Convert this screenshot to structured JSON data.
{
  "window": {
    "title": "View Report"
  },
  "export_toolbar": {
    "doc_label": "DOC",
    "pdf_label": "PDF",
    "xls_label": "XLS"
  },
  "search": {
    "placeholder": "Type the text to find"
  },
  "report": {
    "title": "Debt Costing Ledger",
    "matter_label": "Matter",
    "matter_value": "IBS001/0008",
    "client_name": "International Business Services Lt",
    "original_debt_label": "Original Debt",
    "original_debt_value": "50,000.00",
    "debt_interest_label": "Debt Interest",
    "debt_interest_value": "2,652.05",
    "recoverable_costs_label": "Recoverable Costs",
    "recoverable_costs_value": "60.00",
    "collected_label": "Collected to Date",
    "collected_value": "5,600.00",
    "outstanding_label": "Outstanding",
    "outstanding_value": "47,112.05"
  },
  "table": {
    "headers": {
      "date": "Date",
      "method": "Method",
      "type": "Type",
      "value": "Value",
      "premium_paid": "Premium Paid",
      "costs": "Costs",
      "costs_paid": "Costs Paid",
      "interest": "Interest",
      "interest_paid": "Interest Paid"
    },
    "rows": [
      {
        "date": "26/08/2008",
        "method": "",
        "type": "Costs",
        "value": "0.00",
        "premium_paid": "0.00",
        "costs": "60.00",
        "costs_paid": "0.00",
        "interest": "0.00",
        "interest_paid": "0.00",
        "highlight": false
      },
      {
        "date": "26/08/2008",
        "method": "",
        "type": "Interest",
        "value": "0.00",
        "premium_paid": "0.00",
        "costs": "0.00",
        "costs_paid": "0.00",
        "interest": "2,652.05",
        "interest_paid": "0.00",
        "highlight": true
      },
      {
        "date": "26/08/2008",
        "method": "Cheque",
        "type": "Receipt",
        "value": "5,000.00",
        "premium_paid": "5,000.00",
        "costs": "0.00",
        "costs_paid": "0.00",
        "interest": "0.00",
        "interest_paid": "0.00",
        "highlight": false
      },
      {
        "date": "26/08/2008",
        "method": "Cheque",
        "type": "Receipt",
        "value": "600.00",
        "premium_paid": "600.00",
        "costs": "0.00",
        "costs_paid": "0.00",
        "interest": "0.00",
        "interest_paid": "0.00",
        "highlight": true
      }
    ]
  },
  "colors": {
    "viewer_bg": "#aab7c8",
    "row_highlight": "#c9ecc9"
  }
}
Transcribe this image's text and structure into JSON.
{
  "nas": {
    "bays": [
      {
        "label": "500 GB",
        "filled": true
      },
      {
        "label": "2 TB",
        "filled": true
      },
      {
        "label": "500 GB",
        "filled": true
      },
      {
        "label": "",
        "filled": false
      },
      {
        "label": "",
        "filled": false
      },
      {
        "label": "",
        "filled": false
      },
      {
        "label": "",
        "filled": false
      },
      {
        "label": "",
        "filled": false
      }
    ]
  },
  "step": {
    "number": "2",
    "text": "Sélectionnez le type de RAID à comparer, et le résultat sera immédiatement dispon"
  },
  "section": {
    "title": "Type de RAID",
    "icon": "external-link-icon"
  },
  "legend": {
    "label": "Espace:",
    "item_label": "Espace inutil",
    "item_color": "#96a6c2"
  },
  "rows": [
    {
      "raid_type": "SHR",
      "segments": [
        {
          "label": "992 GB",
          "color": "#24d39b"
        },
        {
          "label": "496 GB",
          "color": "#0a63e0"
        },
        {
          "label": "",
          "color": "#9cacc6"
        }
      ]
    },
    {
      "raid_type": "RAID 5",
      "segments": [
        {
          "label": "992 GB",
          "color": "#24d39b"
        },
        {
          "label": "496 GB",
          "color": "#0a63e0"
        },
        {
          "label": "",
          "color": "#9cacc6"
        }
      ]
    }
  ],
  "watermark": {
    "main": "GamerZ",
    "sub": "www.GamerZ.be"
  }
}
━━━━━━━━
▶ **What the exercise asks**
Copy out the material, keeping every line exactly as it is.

▶ **Completed task**
Convert this screenshot to structured JSON data.
{
  "window": {
    "title": "View Report"
  },
  "export_toolbar": {
    "doc_label": "DOC",
    "pdf_label": "PDF",
    "xls_label": "XLS"
  },
  "search": {
    "placeholder": "Type the text to find"
  },
  "report": {
    "title": "Debt Costing Ledger",
    "matter_label": "Matter",
    "matter_value": "IBS001/0008",
    "client_name": "International Business Services Lt",
    "original_debt_label": "Original Debt",
    "original_debt_value": "50,000.00",
    "debt_interest_label": "Debt Interest",
    "debt_interest_value": "2,652.05",
    "recoverable_costs_label": "Recoverable Costs",
    "recoverable_costs_value": "60.00",
    "collected_label": "Collected to Date",
    "collected_value": "5,600.00",
    "outstanding_label": "Outstanding",
    "outstanding_value": "47,112.05"
  },
  "table": {
    "headers": {
      "date": "Date",
      "method": "Method",
      "type": "Type",
      "value": "Value",
      "premium_paid": "Premium Paid",
      "costs": "Costs",
      "costs_paid": "Costs Paid",
      "interest": "Interest",
      "interest_paid": "Interest Paid"
    },
    "rows": [
      {
        "date": "26/08/2008",
        "method": "",
        "type": "Costs",
        "value": "0.00",
        "premium_paid": "0.00",
        "costs": "60.00",
        "costs_paid": "0.00",
        "interest": "0.00",
        "interest_paid": "0.00",
        "highlight": false
      },
      {
        "date": "26/08/2008",
        "method": "",
        "type": "Interest",
        "value": "0.00",
        "premium_paid": "0.00",
        "costs": "0.00",
        "costs_paid": "0.00",
        "interest": "2,652.05",
        "interest_paid": "0.00",
        "highlight": true
      },
      {
        "date": "26/08/2008",
        "method": "Cheque",
        "type": "Receipt",
        "value": "5,000.00",
        "premium_paid": "5,000.00",
        "costs": "0.00",
        "costs_paid": "0.00",
        "interest": "0.00",
        "interest_paid": "0.00",
        "highlight": false
      },
      {
        "date": "26/08/2008",
        "method": "Cheque",
        "type": "Receipt",
        "value": "600.00",
        "premium_paid": "600.00",
        "costs": "0.00",
        "costs_paid": "0.00",
        "interest": "0.00",
        "interest_paid": "0.00",
        "highlight": true
      }
    ]
  },
  "colors": {
    "viewer_bg": "#aab7c8",
    "row_highlight": "#c9ecc9"
  }
}
Transcribe this image's text and structure into JSON.
{
  "nas": {
    "bays": [
      {
        "label": "500 GB",
        "filled": true
      },
      {
        "label": "2 TB",
        "filled": true
      },
      {
        "label": "500 GB",
        "filled": true
      },
      {
        "label": "",
        "filled": false
      },
      {
        "label": "",
        "filled": false
      },
      {
        "label": "",
        "filled": false
      },
      {
        "label": "",
        "filled": false
      },
      {
        "label": "",
        "filled": false
      }
    ]
  },
  "step": {
    "number": "2",
    "text": "Sélectionnez le type de RAID à comparer, et le résultat sera immédiatement dispon"
  },
  "section": {
    "title": "Type de RAID",
    "icon": "external-link-icon"
  },
  "legend": {
    "label": "Espace:",
    "item_label": "Espace inutil",
    "item_color": "#96a6c2"
  },
  "rows": [
    {
      "raid_type": "SHR",
      "segments": [
        {
          "label": "992 GB",
          "color": "#24d39b"
        },
        {
          "label": "496 GB",
          "color": "#0a63e0"
        },
        {
          "label": "",
          "color": "#9cacc6"
        }
      ]
    },
    {
      "raid_type": "RAID 5",
      "segments": [
        {
          "label": "992 GB",
          "color": "#24d39b"
        },
        {
          "label": "496 GB",
          "color": "#0a63e0"
        },
        {
          "label": "",
          "color": "#9cacc6"
        }
      ]
    }
  ],
  "watermark": {
    "main": "GamerZ",
    "sub": "www.GamerZ.be"
  }
}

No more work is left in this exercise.